Requirement — In your copy of the entries below, keep every word exactly and leave out all images.

Dataset excerpts —
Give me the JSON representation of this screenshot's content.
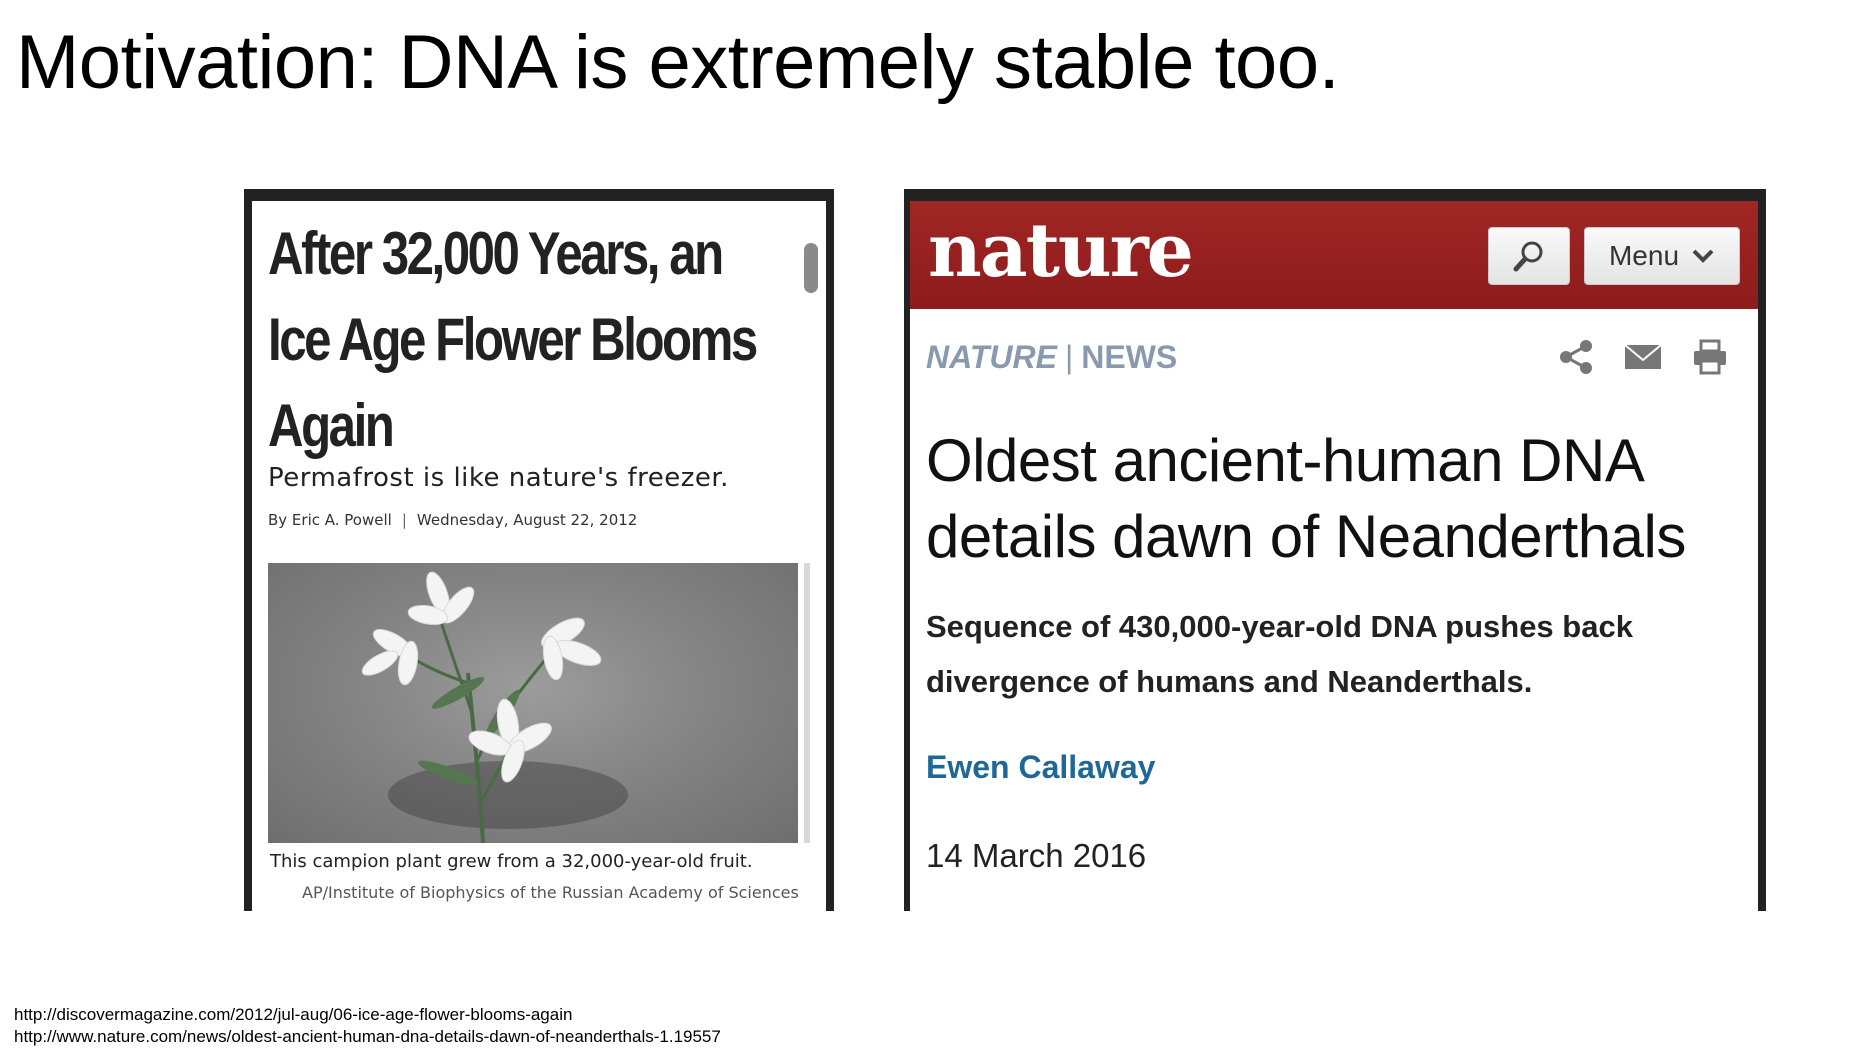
{
  "slide": {
    "title": "Motivation: DNA is extremely stable too."
  },
  "discover_article": {
    "headline": "After 32,000 Years, an Ice Age Flower Blooms Again",
    "subhead": "Permafrost is like nature's freezer.",
    "author": "By Eric A. Powell",
    "separator": "|",
    "date": "Wednesday, August 22, 2012",
    "image_caption": "This campion plant grew from a 32,000-year-old fruit.",
    "image_credit": "AP/Institute of Biophysics of the Russian Academy of Sciences"
  },
  "nature_article": {
    "logo": "nature",
    "menu_label": "Menu",
    "section_brand": "NATURE",
    "section_separator": "|",
    "section_name": "NEWS",
    "headline": "Oldest ancient-human DNA details dawn of Neanderthals",
    "standfirst": "Sequence of 430,000-year-old DNA pushes back divergence of humans and Neanderthals.",
    "author": "Ewen Callaway",
    "date": "14 March 2016",
    "colors": {
      "header_red": "#8d1c1c",
      "section_gray": "#8a9aae",
      "author_blue": "#1f6896"
    },
    "icons": [
      "search-icon",
      "chevron-down-icon",
      "share-icon",
      "email-icon",
      "print-icon"
    ]
  },
  "sources": [
    "http://discovermagazine.com/2012/jul-aug/06-ice-age-flower-blooms-again",
    "http://www.nature.com/news/oldest-ancient-human-dna-details-dawn-of-neanderthals-1.19557"
  ]
}
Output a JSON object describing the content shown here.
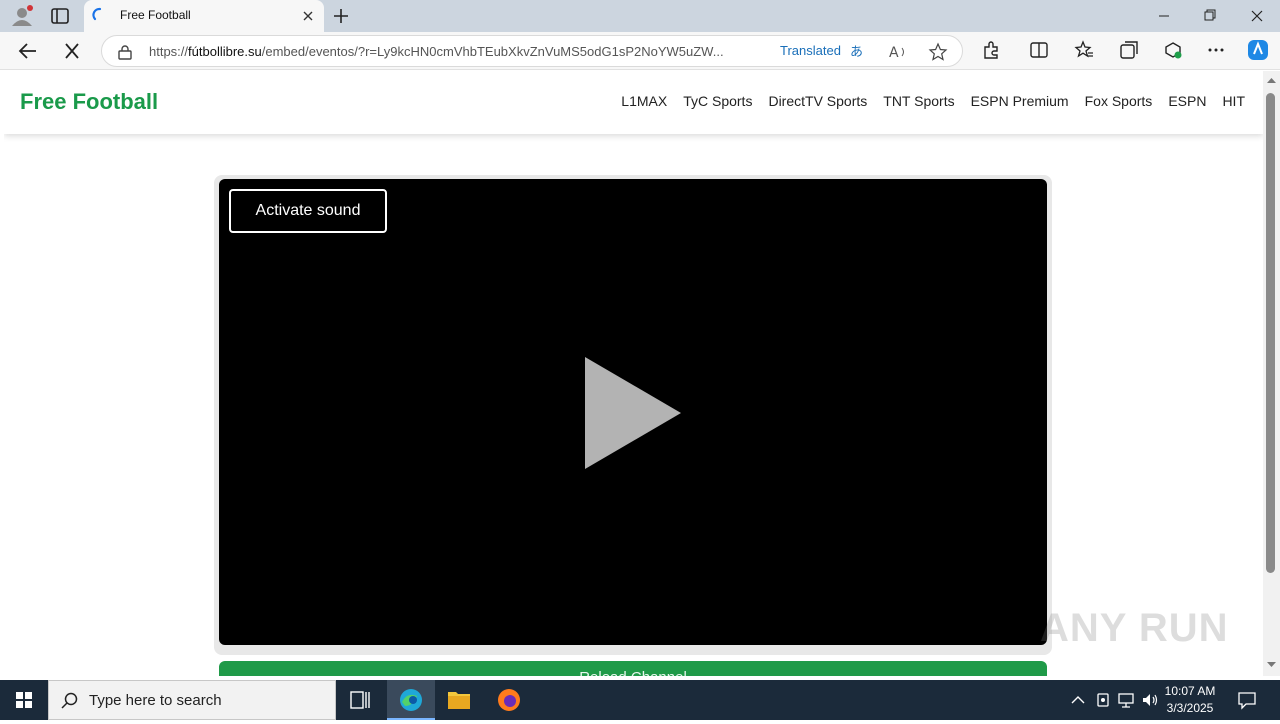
{
  "browser": {
    "tab_title": "Free Football",
    "url_domain": "fútbollibre.su",
    "url_prefix": "https://",
    "url_rest": "/embed/eventos/?r=Ly9kcHN0cmVhbTEubXkvZnVuMS5odG1sP2NoYW5uZW...",
    "translated_label": "Translated"
  },
  "page": {
    "brand": "Free Football",
    "nav": [
      "L1MAX",
      "TyC Sports",
      "DirectTV Sports",
      "TNT Sports",
      "ESPN Premium",
      "Fox Sports",
      "ESPN",
      "HIT"
    ],
    "sound_button": "Activate sound",
    "reload_button": "Reload Channel",
    "watermark": "ANY RUN"
  },
  "taskbar": {
    "search_placeholder": "Type here to search",
    "time": "10:07 AM",
    "date": "3/3/2025"
  },
  "colors": {
    "brand": "#1a9a4a",
    "reload": "#1f9a48",
    "taskbar": "#1b2a3a"
  }
}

Problem solution —
Give me the JSON representation of this screenshot's content.
{
  "slide": {
    "title": "Motivation: DNA is extremely stable too."
  },
  "discover_article": {
    "headline": "After 32,000 Years, an Ice Age Flower Blooms Again",
    "subhead": "Permafrost is like nature's freezer.",
    "author": "By Eric A. Powell",
    "separator": "|",
    "date": "Wednesday, August 22, 2012",
    "image_caption": "This campion plant grew from a 32,000-year-old fruit.",
    "image_credit": "AP/Institute of Biophysics of the Russian Academy of Sciences"
  },
  "nature_article": {
    "logo": "nature",
    "menu_label": "Menu",
    "section_brand": "NATURE",
    "section_separator": "|",
    "section_name": "NEWS",
    "headline": "Oldest ancient-human DNA details dawn of Neanderthals",
    "standfirst": "Sequence of 430,000-year-old DNA pushes back divergence of humans and Neanderthals.",
    "author": "Ewen Callaway",
    "date": "14 March 2016",
    "colors": {
      "header_red": "#8d1c1c",
      "section_gray": "#8a9aae",
      "author_blue": "#1f6896"
    },
    "icons": [
      "search-icon",
      "chevron-down-icon",
      "share-icon",
      "email-icon",
      "print-icon"
    ]
  },
  "sources": [
    "http://discovermagazine.com/2012/jul-aug/06-ice-age-flower-blooms-again",
    "http://www.nature.com/news/oldest-ancient-human-dna-details-dawn-of-neanderthals-1.19557"
  ]
}
Output a JSON object describing the content shown here.
{
  "browser": {
    "tab_title": "Free Football",
    "url_domain": "fútbollibre.su",
    "url_prefix": "https://",
    "url_rest": "/embed/eventos/?r=Ly9kcHN0cmVhbTEubXkvZnVuMS5odG1sP2NoYW5uZW...",
    "translated_label": "Translated"
  },
  "page": {
    "brand": "Free Football",
    "nav": [
      "L1MAX",
      "TyC Sports",
      "DirectTV Sports",
      "TNT Sports",
      "ESPN Premium",
      "Fox Sports",
      "ESPN",
      "HIT"
    ],
    "sound_button": "Activate sound",
    "reload_button": "Reload Channel",
    "watermark": "ANY RUN"
  },
  "taskbar": {
    "search_placeholder": "Type here to search",
    "time": "10:07 AM",
    "date": "3/3/2025"
  },
  "colors": {
    "brand": "#1a9a4a",
    "reload": "#1f9a48",
    "taskbar": "#1b2a3a"
  }
}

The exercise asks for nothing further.